#### Task to complete
Examine the records and identify each line that includes the string "text". Copy those lines.

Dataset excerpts
============================================================
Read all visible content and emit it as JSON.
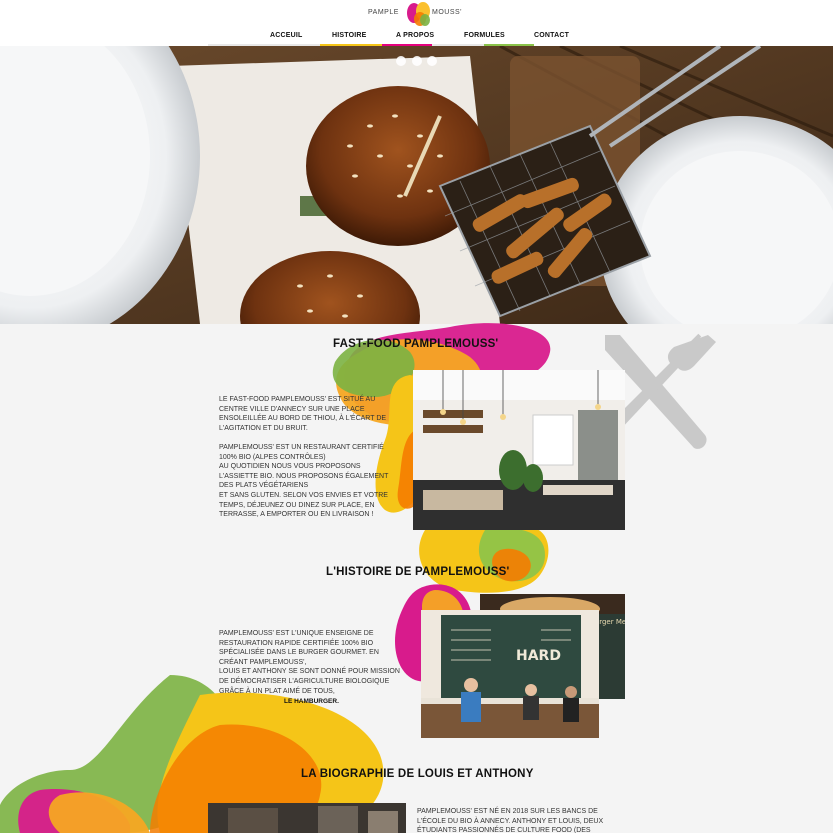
{
  "header": {
    "logo_left": "PAMPLE",
    "logo_right": "MOUSS'",
    "nav": [
      {
        "label": "ACCEUIL"
      },
      {
        "label": "HISTOIRE"
      },
      {
        "label": "A PROPOS"
      },
      {
        "label": "FORMULES"
      },
      {
        "label": "CONTACT"
      }
    ],
    "nav_colors": [
      "#e8e8e8",
      "#f5c518",
      "#e6007e",
      "#e8e8e8",
      "#8bc34a"
    ]
  },
  "hero": {
    "slide_dots": 3
  },
  "section1": {
    "title": "FAST-FOOD PAMPLEMOUSS'",
    "text": "LE FAST-FOOD PAMPLEMOUSS' EST SITUÉ AU\nCENTRE VILLE D'ANNECY SUR UNE PLACE\nENSOLEILLÉE AU BORD DE THIOU, À L'ÉCART DE\nL'AGITATION ET DU BRUIT.\n\nPAMPLEMOUSS' EST UN RESTAURANT CERTIFIÉ\n100% BIO (ALPES CONTRÔLES)\nAU QUOTIDIEN NOUS VOUS PROPOSONS\nL'ASSIETTE BIO. NOUS PROPOSONS ÉGALEMENT\nDES PLATS VÉGÉTARIENS\nET SANS GLUTEN. SELON VOS ENVIES ET VOTRE\nTEMPS, DÉJEUNEZ OU DINEZ SUR PLACE, EN\nTERRASSE, A EMPORTER OU EN LIVRAISON !"
  },
  "section2": {
    "title": "L'HISTOIRE DE PAMPLEMOUSS'",
    "text": "PAMPLEMOUSS' EST L'UNIQUE ENSEIGNE DE\nRESTAURATION RAPIDE CERTIFIÉE 100% BIO\nSPÉCIALISÉE DANS LE BURGER GOURMET. EN\nCRÉANT PAMPLEMOUSS',\nLOUIS ET ANTHONY SE SONT DONNÉ POUR MISSION\nDE DÉMOCRATISER L'AGRICULTURE BIOLOGIQUE\nGRÂCE À UN PLAT AIMÉ DE TOUS,",
    "highlight": "LE HAMBURGER."
  },
  "section3": {
    "title": "LA BIOGRAPHIE DE LOUIS ET ANTHONY",
    "text": "PAMPLEMOUSS' EST NÉ EN 2018 SUR LES BANCS DE\nL'ÉCOLE DU BIO À ANNECY. ANTHONY ET LOUIS, DEUX\nÉTUDIANTS PASSIONNÉS DE CULTURE FOOD (DES"
  },
  "colors": {
    "green": "#7cb342",
    "yellow": "#fbc02d",
    "orange": "#f57c00",
    "magenta": "#d81b8c",
    "cutlery": "#c9c9c9"
  }
}
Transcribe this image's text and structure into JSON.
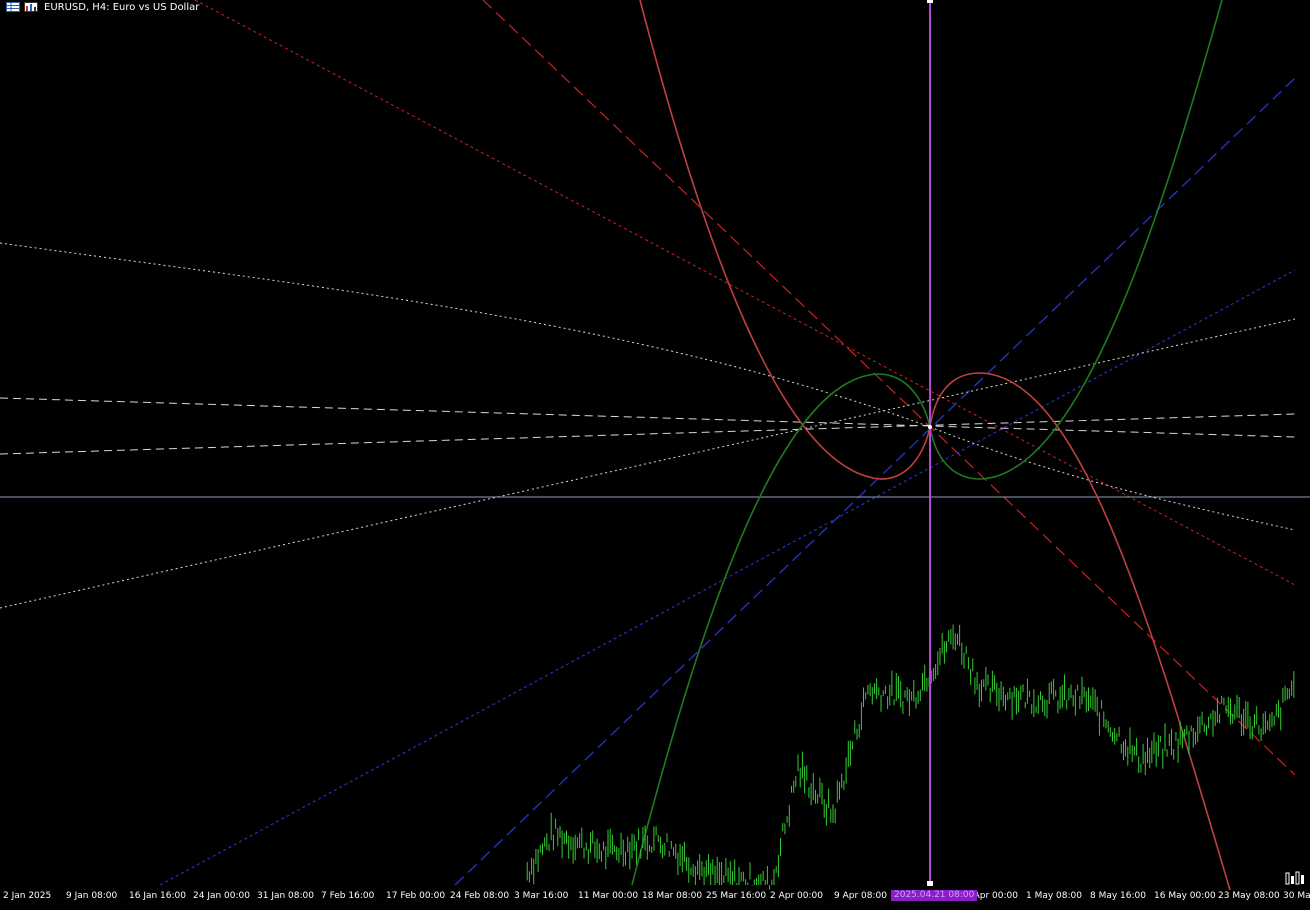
{
  "window": {
    "symbol_title": "EURUSD, H4:  Euro vs US Dollar"
  },
  "icons": {
    "title_icon_1": "chart-grid-icon",
    "title_icon_2": "chart-properties-icon",
    "corner_icon": "depth-of-market-icon"
  },
  "colors": {
    "background": "#000000",
    "candles": "#33cc33",
    "arc_red": "#c04040",
    "arc_green": "#1f7a1f",
    "ray_red": "#cc2222",
    "ray_blue": "#2233bb",
    "ray_white": "#d8d8d8",
    "horizontal_line": "#8fa0c0",
    "vertical_line": "#b24ad6",
    "cursor_label_bg": "#8a1fc7"
  },
  "x_axis": {
    "labels": [
      "2 Jan 2025",
      "9 Jan 08:00",
      "16 Jan 16:00",
      "24 Jan 00:00",
      "31 Jan 08:00",
      "7 Feb 16:00",
      "17 Feb 00:00",
      "24 Feb 08:00",
      "3 Mar 16:00",
      "11 Mar 00:00",
      "18 Mar 08:00",
      "25 Mar 16:00",
      "2 Apr 00:00",
      "9 Apr 08:00",
      "4 Apr 00:00",
      "1 May 08:00",
      "8 May 16:00",
      "16 May 00:00",
      "23 May 08:00",
      "30 Ma"
    ],
    "cursor_label": "2025.04.21 08:00"
  },
  "chart_data": {
    "type": "candlestick",
    "symbol": "EURUSD",
    "timeframe": "H4",
    "title": "EURUSD, H4:  Euro vs US Dollar",
    "x_tick_labels": [
      "2 Jan 2025",
      "9 Jan 08:00",
      "16 Jan 16:00",
      "24 Jan 00:00",
      "31 Jan 08:00",
      "7 Feb 16:00",
      "17 Feb 00:00",
      "24 Feb 08:00",
      "3 Mar 16:00",
      "11 Mar 00:00",
      "18 Mar 08:00",
      "25 Mar 16:00",
      "2 Apr 00:00",
      "9 Apr 08:00",
      "4 Apr 00:00",
      "1 May 08:00",
      "8 May 16:00",
      "16 May 00:00",
      "23 May 08:00",
      "30 Ma"
    ],
    "cursor_time": "2025.04.21 08:00",
    "grid": false,
    "legend": "none",
    "price_path_description_points": [
      {
        "date": "2025-03-03",
        "level": 0.03
      },
      {
        "date": "2025-03-06",
        "level": 0.11
      },
      {
        "date": "2025-03-12",
        "level": 0.07
      },
      {
        "date": "2025-03-18",
        "level": 0.1
      },
      {
        "date": "2025-03-24",
        "level": 0.02
      },
      {
        "date": "2025-03-31",
        "level": 0.0
      },
      {
        "date": "2025-04-03",
        "level": 0.25
      },
      {
        "date": "2025-04-07",
        "level": 0.15
      },
      {
        "date": "2025-04-11",
        "level": 0.42
      },
      {
        "date": "2025-04-16",
        "level": 0.4
      },
      {
        "date": "2025-04-21",
        "level": 0.54
      },
      {
        "date": "2025-04-24",
        "level": 0.42
      },
      {
        "date": "2025-04-30",
        "level": 0.4
      },
      {
        "date": "2025-05-06",
        "level": 0.4
      },
      {
        "date": "2025-05-12",
        "level": 0.27
      },
      {
        "date": "2025-05-16",
        "level": 0.3
      },
      {
        "date": "2025-05-22",
        "level": 0.38
      },
      {
        "date": "2025-05-27",
        "level": 0.33
      },
      {
        "date": "2025-05-30",
        "level": 0.44
      }
    ]
  }
}
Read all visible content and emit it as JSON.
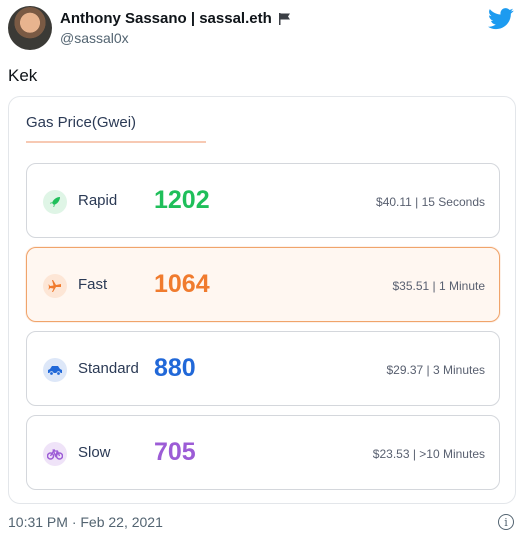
{
  "tweet": {
    "display_name": "Anthony Sassano | sassal.eth",
    "handle": "@sassal0x",
    "text": "Kek",
    "timestamp": "10:31 PM · Feb 22, 2021"
  },
  "card": {
    "title": "Gas Price(Gwei)",
    "rows": [
      {
        "label": "Rapid",
        "value": "1202",
        "detail": "$40.11 | 15 Seconds",
        "color": "#1fbf5a",
        "icon": "rocket-icon",
        "icon_bg": "#dff5e6",
        "active": false
      },
      {
        "label": "Fast",
        "value": "1064",
        "detail": "$35.51 | 1 Minute",
        "color": "#f07b2e",
        "icon": "plane-icon",
        "icon_bg": "#fde6d6",
        "active": true
      },
      {
        "label": "Standard",
        "value": "880",
        "detail": "$29.37 | 3 Minutes",
        "color": "#2168d8",
        "icon": "car-icon",
        "icon_bg": "#dde7f8",
        "active": false
      },
      {
        "label": "Slow",
        "value": "705",
        "detail": "$23.53 | >10 Minutes",
        "color": "#9c5cd6",
        "icon": "bicycle-icon",
        "icon_bg": "#efe3f8",
        "active": false
      }
    ]
  },
  "icons": {
    "flag": "flag-icon",
    "twitter": "twitter-bird-icon",
    "info": "info-icon"
  },
  "info_glyph": "i"
}
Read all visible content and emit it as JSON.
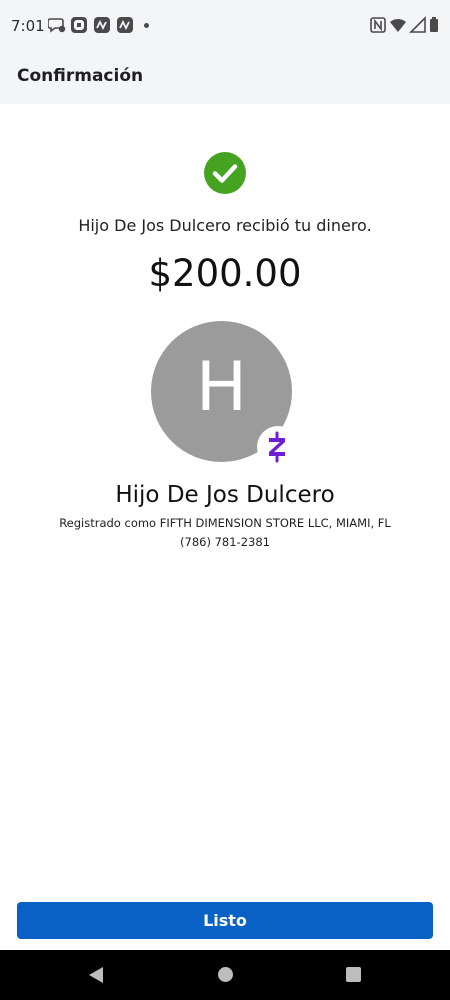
{
  "status_bar": {
    "time": "7:01",
    "left_icons": [
      "chat-bubble-icon",
      "chase-logo-icon",
      "zelle-notification-icon",
      "zelle-notification-icon"
    ],
    "right_icons": [
      "nfc-icon",
      "wifi-icon",
      "signal-icon",
      "battery-icon"
    ]
  },
  "header": {
    "title": "Confirmación"
  },
  "confirmation": {
    "status_icon": "check-circle-icon",
    "message": "Hijo De Jos Dulcero recibió tu dinero.",
    "amount": "$200.00"
  },
  "recipient": {
    "initial": "H",
    "badge_icon": "zelle-icon",
    "name": "Hijo De Jos Dulcero",
    "registered_as": "Registrado como FIFTH DIMENSION STORE LLC, MIAMI, FL",
    "phone": "(786) 781-2381"
  },
  "actions": {
    "done_label": "Listo"
  },
  "nav_bar": {
    "buttons": [
      "back-icon",
      "home-icon",
      "recents-icon"
    ]
  },
  "colors": {
    "accent_blue": "#0a61c5",
    "success_green": "#46a321",
    "zelle_purple": "#6d1ed4",
    "avatar_gray": "#9b9b9b",
    "header_bg": "#f4f5f7"
  }
}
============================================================
#### Exercise answer
    "text": "LE FAST-FOOD PAMPLEMOUSS' EST SITUÉ AU\nCENTRE VILLE D'ANNECY SUR UNE PLACE\nENSOLEILLÉE AU BORD DE THIOU, À L'ÉCART DE\nL'AGITATION ET DU BRUIT.\n\nPAMPLEMOUSS' EST UN RESTAURANT CERTIFIÉ\n100% BIO (ALPES CONTRÔLES)\nAU QUOTIDIEN NOUS VOUS PROPOSONS\nL'ASSIETTE BIO. NOUS PROPOSONS ÉGALEMENT\nDES PLATS VÉGÉTARIENS\nET SANS GLUTEN. SELON VOS ENVIES ET VOTRE\nTEMPS, DÉJEUNEZ OU DINEZ SUR PLACE, EN\nTERRASSE, A EMPORTER OU EN LIVRAISON !"
    "text": "PAMPLEMOUSS' EST L'UNIQUE ENSEIGNE DE\nRESTAURATION RAPIDE CERTIFIÉE 100% BIO\nSPÉCIALISÉE DANS LE BURGER GOURMET. EN\nCRÉANT PAMPLEMOUSS',\nLOUIS ET ANTHONY SE SONT DONNÉ POUR MISSION\nDE DÉMOCRATISER L'AGRICULTURE BIOLOGIQUE\nGRÂCE À UN PLAT AIMÉ DE TOUS,",
    "text": "PAMPLEMOUSS' EST NÉ EN 2018 SUR LES BANCS DE\nL'ÉCOLE DU BIO À ANNECY. ANTHONY ET LOUIS, DEUX\nÉTUDIANTS PASSIONNÉS DE CULTURE FOOD (DES"
Transcribe this image's text and structure into JSON.
    "text": "Kek",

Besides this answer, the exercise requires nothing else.